As always Anna read a variety of books this week, but I want to try something different and limit my reviews to one “theme” if I can. We do usually have a theme going and now we are trying to tie it to something she is learning in school. In science they were learning more about trees, so I am going to highlight our favorite tree books that we found this week.
The Big Tree by Bruce Hiscock was an accidental library find. It is a nice cross between a fiction book and a non-fiction book, and Anna picked up on it by exclaiming in the middle of the story, It’s the science book and a story book and a history book too. The book does weave different historic events into the story of an old maple tree, and it also includes a lot of scientific facts about the trees in general and maple trees in particular. The story is long, so I would say 5+ is a reasonable age for it.
Now let’s travel from New York to the Amazon Rainforest and read a gorgeously illustrated book by Lynne Cherry – The Great Kapok Tree. This is a fiction book, where various animals and a native child explains why their tree has to be spared by a logger who came to chop it up. Anna said that the book is sad, and I agree with her. It is sad that Amazon Rainforest is in danger, and it also means that all of us are endangered as well.

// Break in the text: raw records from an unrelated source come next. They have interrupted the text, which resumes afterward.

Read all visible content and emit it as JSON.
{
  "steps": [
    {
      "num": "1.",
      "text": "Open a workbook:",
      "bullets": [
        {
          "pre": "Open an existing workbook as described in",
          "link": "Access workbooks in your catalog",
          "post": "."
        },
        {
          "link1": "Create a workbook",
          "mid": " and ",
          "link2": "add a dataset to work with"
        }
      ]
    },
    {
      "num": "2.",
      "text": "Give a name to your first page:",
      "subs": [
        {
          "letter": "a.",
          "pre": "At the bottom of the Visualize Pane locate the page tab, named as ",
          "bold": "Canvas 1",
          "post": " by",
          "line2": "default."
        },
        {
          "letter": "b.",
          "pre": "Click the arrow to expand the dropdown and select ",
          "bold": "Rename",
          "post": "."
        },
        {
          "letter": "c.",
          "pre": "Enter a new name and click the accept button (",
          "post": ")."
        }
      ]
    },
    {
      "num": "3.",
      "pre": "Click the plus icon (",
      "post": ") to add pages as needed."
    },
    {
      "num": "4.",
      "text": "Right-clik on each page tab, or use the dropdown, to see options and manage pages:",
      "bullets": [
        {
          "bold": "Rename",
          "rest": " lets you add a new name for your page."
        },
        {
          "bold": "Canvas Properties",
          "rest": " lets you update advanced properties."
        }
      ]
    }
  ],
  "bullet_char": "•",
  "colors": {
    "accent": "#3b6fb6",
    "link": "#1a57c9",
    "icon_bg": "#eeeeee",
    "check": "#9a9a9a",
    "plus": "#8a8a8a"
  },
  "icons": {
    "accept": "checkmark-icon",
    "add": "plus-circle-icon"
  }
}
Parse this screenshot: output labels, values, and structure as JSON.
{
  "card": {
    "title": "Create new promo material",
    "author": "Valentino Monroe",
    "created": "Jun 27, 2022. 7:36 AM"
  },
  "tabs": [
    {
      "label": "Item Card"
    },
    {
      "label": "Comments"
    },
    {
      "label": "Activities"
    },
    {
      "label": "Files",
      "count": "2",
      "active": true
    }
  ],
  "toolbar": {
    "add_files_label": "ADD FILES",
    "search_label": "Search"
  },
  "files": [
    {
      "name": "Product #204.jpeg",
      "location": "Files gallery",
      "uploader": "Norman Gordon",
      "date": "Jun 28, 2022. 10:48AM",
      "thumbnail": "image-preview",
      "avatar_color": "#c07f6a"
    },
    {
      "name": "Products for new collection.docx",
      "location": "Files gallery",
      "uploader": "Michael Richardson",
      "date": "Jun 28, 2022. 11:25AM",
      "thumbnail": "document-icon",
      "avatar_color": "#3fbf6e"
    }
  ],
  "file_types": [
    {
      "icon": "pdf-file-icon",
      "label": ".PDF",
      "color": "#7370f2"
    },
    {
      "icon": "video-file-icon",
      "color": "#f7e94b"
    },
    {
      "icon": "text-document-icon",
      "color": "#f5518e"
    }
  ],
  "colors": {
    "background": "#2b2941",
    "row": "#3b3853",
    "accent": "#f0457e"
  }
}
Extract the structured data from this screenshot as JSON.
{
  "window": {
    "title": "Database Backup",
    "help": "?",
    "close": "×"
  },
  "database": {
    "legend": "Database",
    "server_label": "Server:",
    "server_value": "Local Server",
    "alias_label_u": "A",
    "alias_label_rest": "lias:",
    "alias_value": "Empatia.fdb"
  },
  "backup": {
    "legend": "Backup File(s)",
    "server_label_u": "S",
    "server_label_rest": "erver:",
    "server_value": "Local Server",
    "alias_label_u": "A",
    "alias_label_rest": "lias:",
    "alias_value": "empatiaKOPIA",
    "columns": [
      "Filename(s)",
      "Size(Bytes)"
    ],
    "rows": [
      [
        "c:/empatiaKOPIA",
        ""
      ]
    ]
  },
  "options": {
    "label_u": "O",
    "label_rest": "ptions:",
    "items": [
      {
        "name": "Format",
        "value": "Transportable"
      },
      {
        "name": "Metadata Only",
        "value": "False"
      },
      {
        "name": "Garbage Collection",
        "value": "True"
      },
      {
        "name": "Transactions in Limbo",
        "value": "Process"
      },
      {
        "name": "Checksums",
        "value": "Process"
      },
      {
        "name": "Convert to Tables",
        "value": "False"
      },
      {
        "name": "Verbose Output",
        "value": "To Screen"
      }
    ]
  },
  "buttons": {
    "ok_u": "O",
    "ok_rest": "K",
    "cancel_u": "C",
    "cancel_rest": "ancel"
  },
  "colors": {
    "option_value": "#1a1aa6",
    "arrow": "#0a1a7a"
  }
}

We have Flowers and Trees from Child’s First Library of Learning set in our home library, so we looked up some questions about trees that Anna found interesting, such as How Do Leaves Change Color? and How Big Do Trees Grow? Anna was excited to learn that she has already seen the tallest trees in the world – we are lucky to live so close to them. We do like all the books from this series even though the order of the questions makes very little sense. It probably makes a lot of sense to my 4 year old though :)
I can’t resist to include Our Family Tree in the list of our tree books of the week. It has nothing (or very little) to do with trees. Since we are evolutionists, I was on lookout for a while for a good “introduction to evolution” books for children. Our Family Tree comes pretty close to what I was looking for, but it kind of fails to communicate the span of time it took to transform single cell organisms into human beings. It does have a timeline and some more details in the back of the book for older kids, so overall I do recommend this book for evolution-minded families.